Love God – Love All (Part 2)
On one occasion an expert in the law stood up to test Jesus. ‘Teacher,’ he asked, ‘what must I do to inherit eternal life?’
‘What is written in the Law?’ he replied. ‘How do you read it?’
He answered, ‘“Love the Lord your God with all your heart and with all your soul and with all your strength and with all your mind”; and, “Love your neighbour as yourself.”’
‘You have answered correctly,’ Jesus replied. ‘Do this and you will live.’
But he wanted to justify himself, so he asked Jesus, ‘And who is my neighbour?’
In reply Jesus said: ‘A man was going down from Jerusalem to Jericho, when he was attacked by robbers. They stripped him of his clothes, beat him and went away, leaving him half-dead.
A priest happened to be going down the same road, and when he saw the man, he passed by on the other side.So too, a Levite, when he came to the place and saw him, passed by on the other side.
But a Samaritan, as he travelled, came where the man was; and when he saw him, he took pity on him. He went to him and bandaged his wounds, pouring on oil and wine. Then he put the man on his own donkey, brought him to an inn and took care of him.
The next day he took out two denarii and gave them to the innkeeper. “Look after him,” he said, “and when I return, I will reimburse you for any extra expense you may have.”
‘Which of these three do you think was a neighbour to the man who fell into the hands of robbers?’
The expert in the law replied, ‘The one who had mercy on him.’
Jesus told him, ‘Go and do likewise.’
The expert in the law asked Jesus, “Who is my neighbour?” The lawyer’s question suggests that he believed some people are neighbours while others are not. Jesus uses the parable of the Good Samaritan in response. We learn from the parable that the Levite and the priest who were perceived to be religious, ignored the man in need of help. However, the Samaritan, who would be considered irreligious, knew how to love his fellow human being- his neighbour. Jesus was talking about absolute obedience revealed in love and compassion.
The question is why did the Levite and the priest ignore the man who had been robbed? Perhaps he did not look like one of their own. Possibly they thought he was a criminal who received what he deserved. Maybe he was simply despised because of his circumstance. How many times have we ignored people because they don’t look like us or do not have things in common with us? How often have we neglected to show love to others because of our own preconceived prejudice about them?
The point of this parable is not only to determine who one’s neighbour is, but more importantly to be a good neighbour to all. Jesus raises the expectation; a neighbour is the person you have just met. That means everyone and anyone who is in need; the church goers and non-church goers. Anyone, irrespective of their religion or cultural background is to be loved and be shown true kindness. The colleague at work, the people on our streets, the people we meet on the bus, those we meet in the shops and on the street.
In other words, a neighbour is not only about people we share the same cultural, racial, social or educational identities with, but the vulnerable, the weak, the homeless, the prostitute and the destitute within our reach.
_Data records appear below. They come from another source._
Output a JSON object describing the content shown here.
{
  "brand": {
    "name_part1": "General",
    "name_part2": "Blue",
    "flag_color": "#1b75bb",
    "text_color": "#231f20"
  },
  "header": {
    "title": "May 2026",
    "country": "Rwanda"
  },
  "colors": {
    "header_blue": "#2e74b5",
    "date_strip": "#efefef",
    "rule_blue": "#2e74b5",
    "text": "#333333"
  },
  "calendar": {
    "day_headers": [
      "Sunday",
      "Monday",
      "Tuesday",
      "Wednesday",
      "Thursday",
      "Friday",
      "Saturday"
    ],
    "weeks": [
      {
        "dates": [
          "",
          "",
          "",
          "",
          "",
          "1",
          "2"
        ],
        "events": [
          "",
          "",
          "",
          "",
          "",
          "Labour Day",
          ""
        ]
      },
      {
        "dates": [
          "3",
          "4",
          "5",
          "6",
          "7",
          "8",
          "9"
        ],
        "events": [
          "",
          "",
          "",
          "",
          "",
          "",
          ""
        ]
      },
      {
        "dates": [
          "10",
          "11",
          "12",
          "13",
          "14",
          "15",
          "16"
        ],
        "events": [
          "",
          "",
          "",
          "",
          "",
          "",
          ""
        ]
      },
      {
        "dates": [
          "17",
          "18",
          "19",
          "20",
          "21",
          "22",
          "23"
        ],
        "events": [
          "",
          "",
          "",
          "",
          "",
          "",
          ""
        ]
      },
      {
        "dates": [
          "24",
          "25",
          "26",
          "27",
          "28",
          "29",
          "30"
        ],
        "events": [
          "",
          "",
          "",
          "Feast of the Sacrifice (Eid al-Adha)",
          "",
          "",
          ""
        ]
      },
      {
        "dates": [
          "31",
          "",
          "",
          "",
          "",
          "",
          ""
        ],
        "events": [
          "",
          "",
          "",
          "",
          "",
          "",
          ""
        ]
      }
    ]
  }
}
Striving to reach out in love to all those within our sphere of influence without expecting a repayment from them is what is required of us. It is about mirroring the heart of God. So, Jesus said:
“If you love those who love you, what credit is that to you? Even sinners love those who love them. And if you do good to those who are good to you, what credit is that to you? Even sinners do that. And if you lend to those from whom you expect repayment, what credit is that to you? Even sinners lend to sinners, expecting to be repaid in full.
But love your enemies, do good to them, and lend to them without expecting to get anything back. Then your reward will be great, and you will be children of the Most High, because he is kind to the ungrateful and wicked. Be merciful, just as your Father is merciful.” (Luke 6:32-36).
Eric K. Mensah – Sawyers Church Leadership Team.